==== Exercise material
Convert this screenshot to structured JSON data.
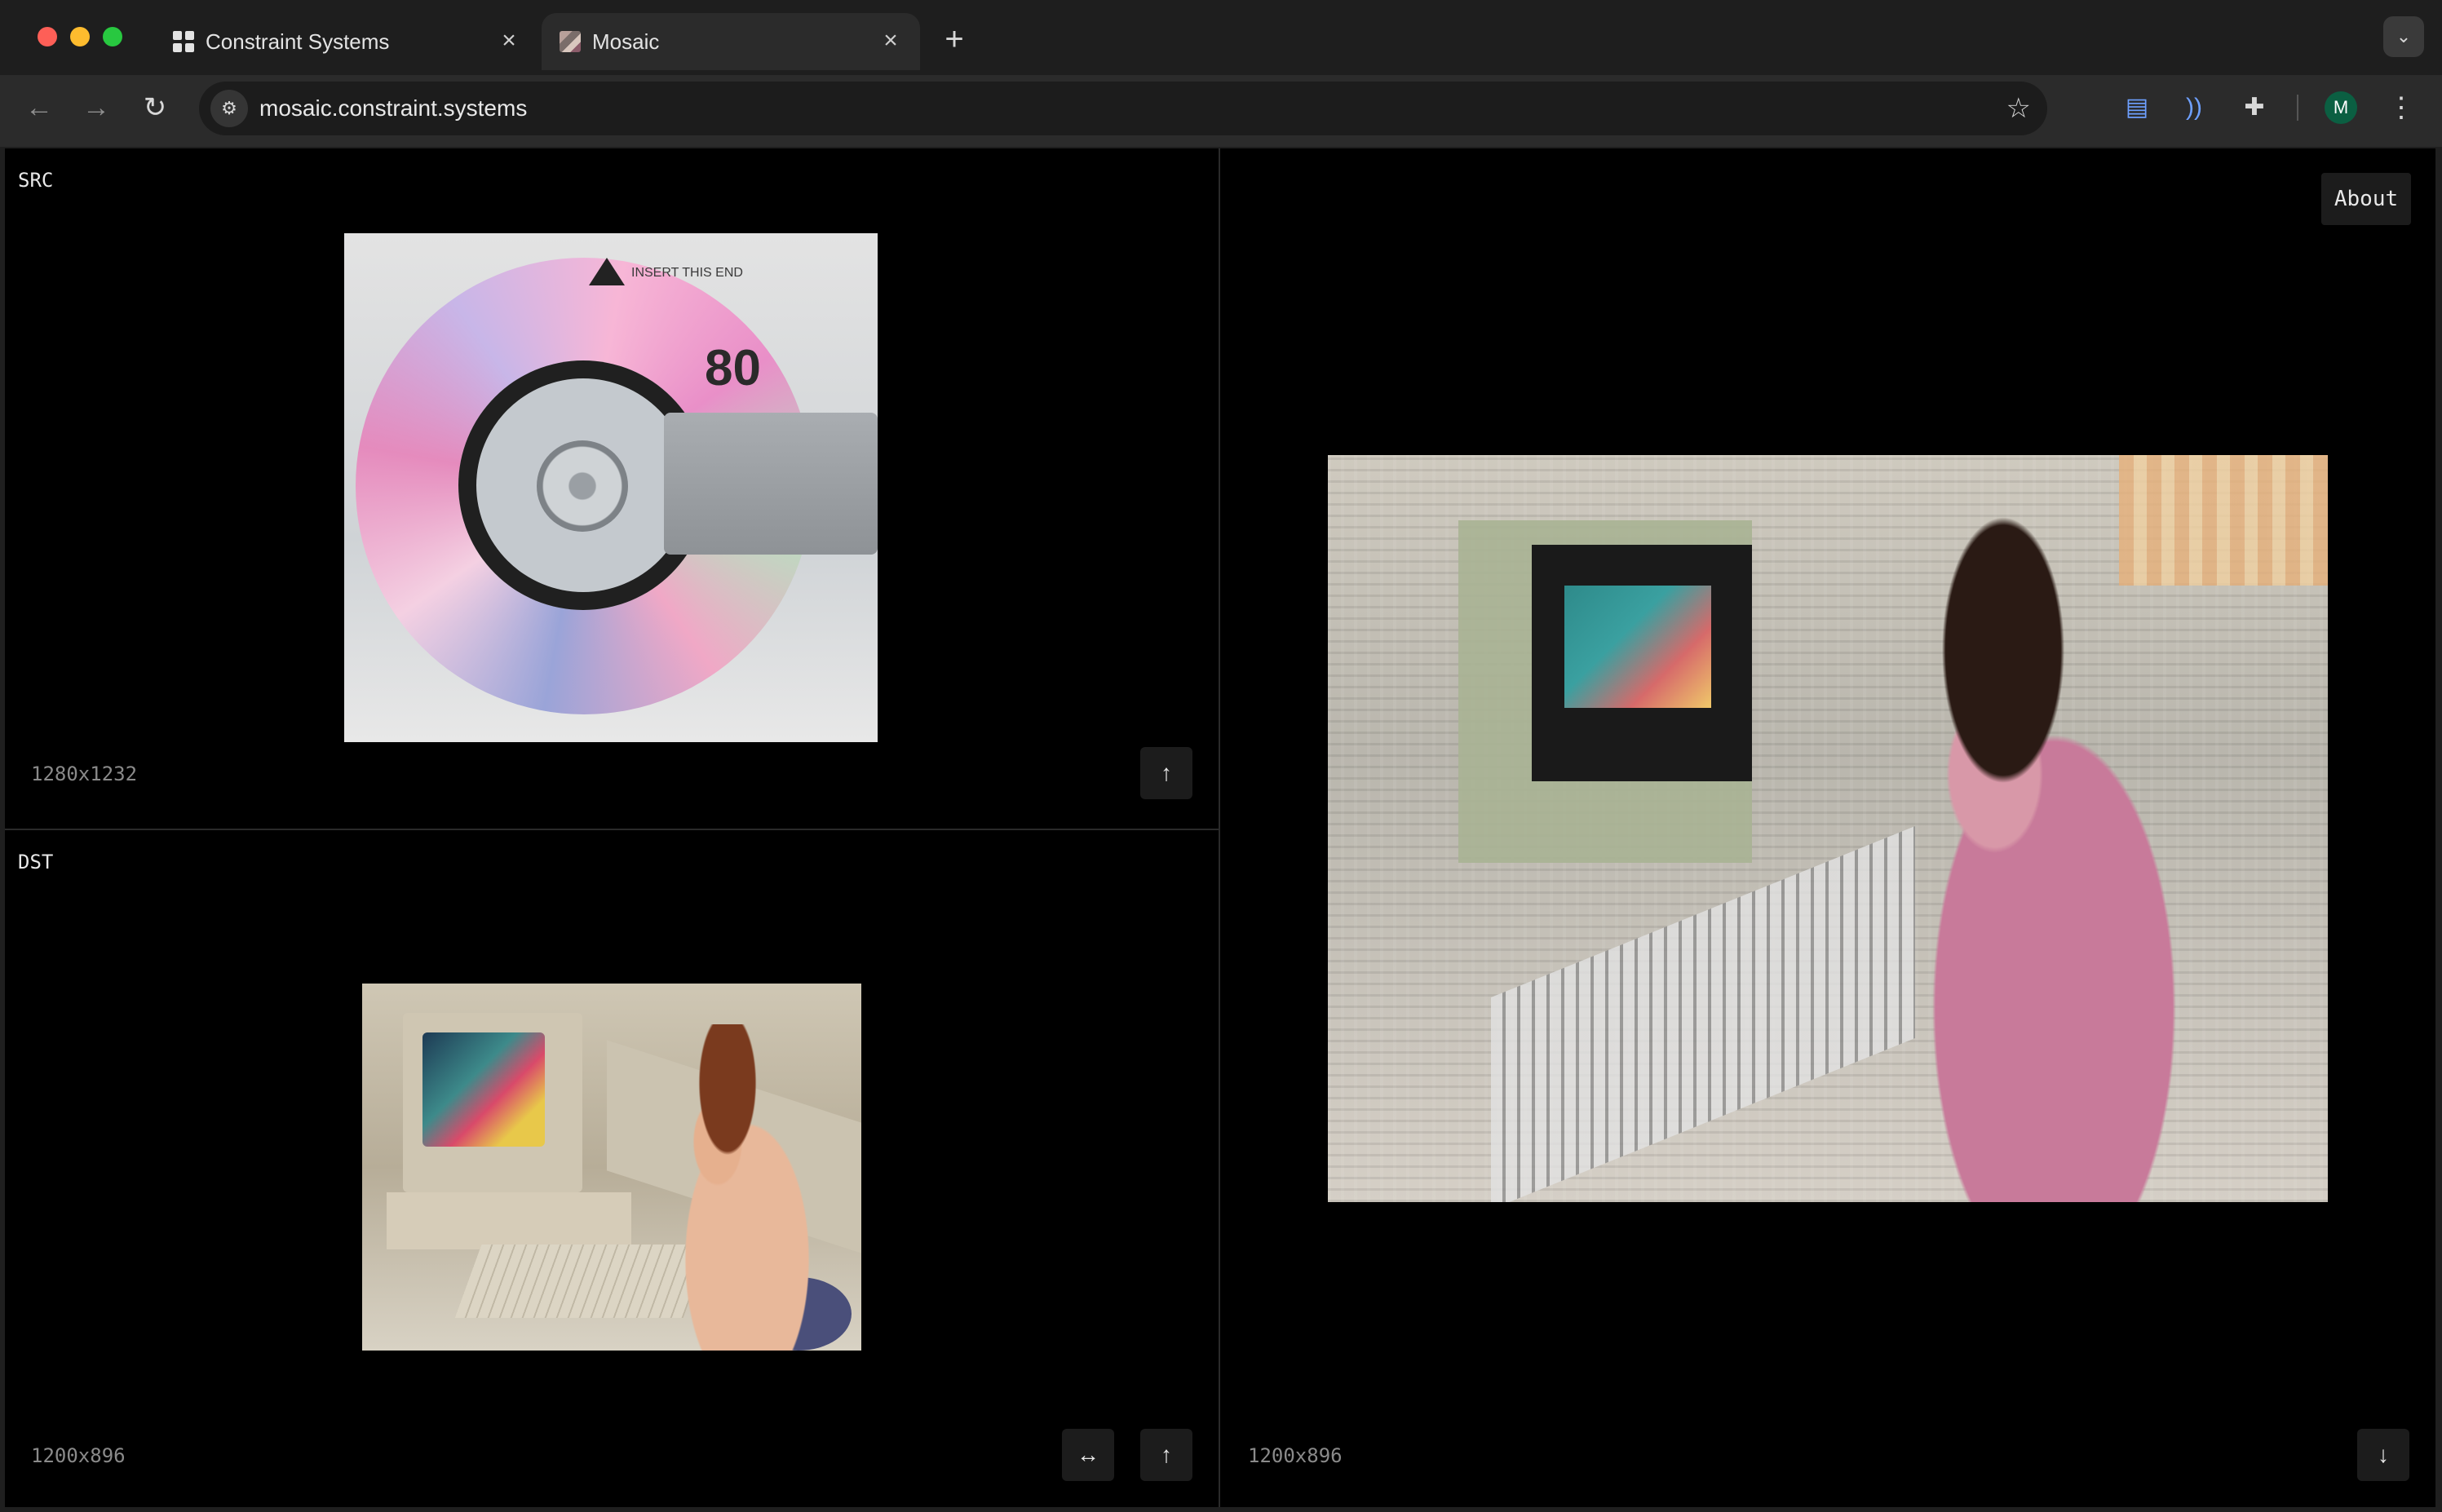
{
  "browser": {
    "tabs": [
      {
        "title": "Constraint Systems",
        "active": false
      },
      {
        "title": "Mosaic",
        "active": true
      }
    ],
    "tab_close_glyph": "×",
    "new_tab_glyph": "+",
    "tab_menu_glyph": "⌄",
    "url": "mosaic.constraint.systems",
    "profile_initial": "M",
    "icons": {
      "back": "←",
      "forward": "→",
      "reload": "↻",
      "site_info": "⚙",
      "star": "☆",
      "doc_ext": "▤",
      "wave_ext": "))",
      "puzzle_ext": "✚",
      "menu": "⋮"
    },
    "colors": {
      "profile_bg": "#0b5f42",
      "accent_ext": "#6ea0ff"
    }
  },
  "app": {
    "about_label": "About",
    "src": {
      "label": "SRC",
      "dims": "1280x1232",
      "upload_glyph": "↑"
    },
    "dst": {
      "label": "DST",
      "dims": "1200x896",
      "swap_glyph": "↔",
      "upload_glyph": "↑"
    },
    "out": {
      "dims": "1200x896",
      "download_glyph": "↓"
    },
    "src_image_text": {
      "number": "80",
      "insert": "INSERT THIS END"
    }
  }
}
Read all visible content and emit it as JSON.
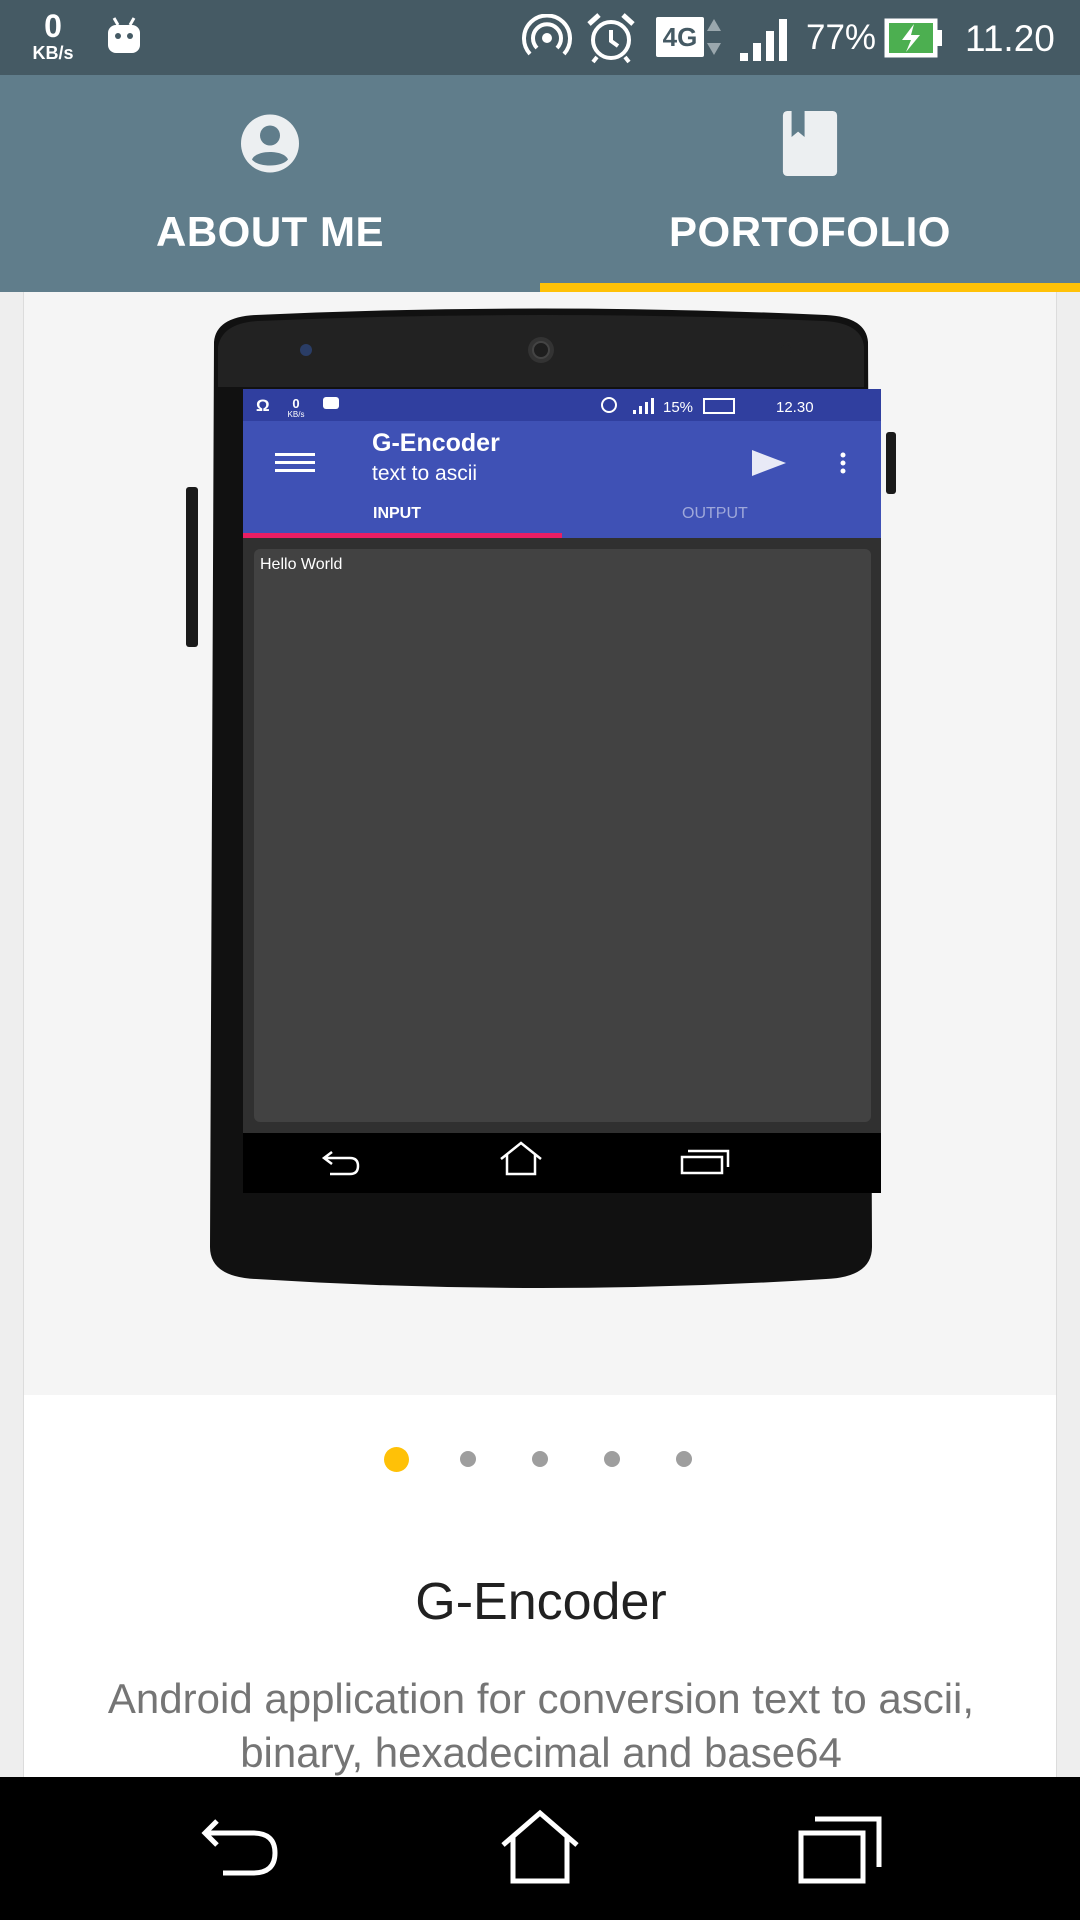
{
  "status_bar": {
    "net_speed_value": "0",
    "net_speed_unit": "KB/s",
    "network_type": "4G",
    "battery_percent": "77%",
    "time": "11.20",
    "icons": [
      "android-icon",
      "hotspot-icon",
      "alarm-icon",
      "data-arrows-icon",
      "signal-icon",
      "battery-charging-icon"
    ]
  },
  "tabs": [
    {
      "label": "ABOUT ME",
      "icon": "account-circle-icon",
      "selected": false
    },
    {
      "label": "PORTOFOLIO",
      "icon": "book-icon",
      "selected": true
    }
  ],
  "colors": {
    "status_bar": "#455a64",
    "tab_bar": "#607d8b",
    "tab_indicator": "#ffc107",
    "active_dot": "#ffc107",
    "inactive_dot": "#9e9e9e"
  },
  "carousel": {
    "slide_count": 5,
    "active_index": 0,
    "screenshot": {
      "status_speed_value": "0",
      "status_speed_unit": "KB/s",
      "status_battery": "15%",
      "status_time": "12.30",
      "app_title": "G-Encoder",
      "app_subtitle": "text to ascii",
      "tab_input": "INPUT",
      "tab_output": "OUTPUT",
      "input_text": "Hello World"
    }
  },
  "project": {
    "title": "G-Encoder",
    "description": "Android application for conversion text to ascii, binary, hexadecimal and base64"
  },
  "nav_bar": {
    "buttons": [
      "back-icon",
      "home-icon",
      "recents-icon"
    ]
  }
}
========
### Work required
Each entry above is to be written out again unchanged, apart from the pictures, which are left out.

### Response area
Convert this screenshot to structured JSON data.
{
  "browser": {
    "tabs": [
      {
        "title": "Constraint Systems",
        "active": false
      },
      {
        "title": "Mosaic",
        "active": true
      }
    ],
    "tab_close_glyph": "×",
    "new_tab_glyph": "+",
    "tab_menu_glyph": "⌄",
    "url": "mosaic.constraint.systems",
    "profile_initial": "M",
    "icons": {
      "back": "←",
      "forward": "→",
      "reload": "↻",
      "site_info": "⚙",
      "star": "☆",
      "doc_ext": "▤",
      "wave_ext": "))",
      "puzzle_ext": "✚",
      "menu": "⋮"
    },
    "colors": {
      "profile_bg": "#0b5f42",
      "accent_ext": "#6ea0ff"
    }
  },
  "app": {
    "about_label": "About",
    "src": {
      "label": "SRC",
      "dims": "1280x1232",
      "upload_glyph": "↑"
    },
    "dst": {
      "label": "DST",
      "dims": "1200x896",
      "swap_glyph": "↔",
      "upload_glyph": "↑"
    },
    "out": {
      "dims": "1200x896",
      "download_glyph": "↓"
    },
    "src_image_text": {
      "number": "80",
      "insert": "INSERT THIS END"
    }
  }
}
Read all visible content and emit it as JSON.
{
  "status_bar": {
    "net_speed_value": "0",
    "net_speed_unit": "KB/s",
    "network_type": "4G",
    "battery_percent": "77%",
    "time": "11.20",
    "icons": [
      "android-icon",
      "hotspot-icon",
      "alarm-icon",
      "data-arrows-icon",
      "signal-icon",
      "battery-charging-icon"
    ]
  },
  "tabs": [
    {
      "label": "ABOUT ME",
      "icon": "account-circle-icon",
      "selected": false
    },
    {
      "label": "PORTOFOLIO",
      "icon": "book-icon",
      "selected": true
    }
  ],
  "colors": {
    "status_bar": "#455a64",
    "tab_bar": "#607d8b",
    "tab_indicator": "#ffc107",
    "active_dot": "#ffc107",
    "inactive_dot": "#9e9e9e"
  },
  "carousel": {
    "slide_count": 5,
    "active_index": 0,
    "screenshot": {
      "status_speed_value": "0",
      "status_speed_unit": "KB/s",
      "status_battery": "15%",
      "status_time": "12.30",
      "app_title": "G-Encoder",
      "app_subtitle": "text to ascii",
      "tab_input": "INPUT",
      "tab_output": "OUTPUT",
      "input_text": "Hello World"
    }
  },
  "project": {
    "title": "G-Encoder",
    "description": "Android application for conversion text to ascii, binary, hexadecimal and base64"
  },
  "nav_bar": {
    "buttons": [
      "back-icon",
      "home-icon",
      "recents-icon"
    ]
  }
}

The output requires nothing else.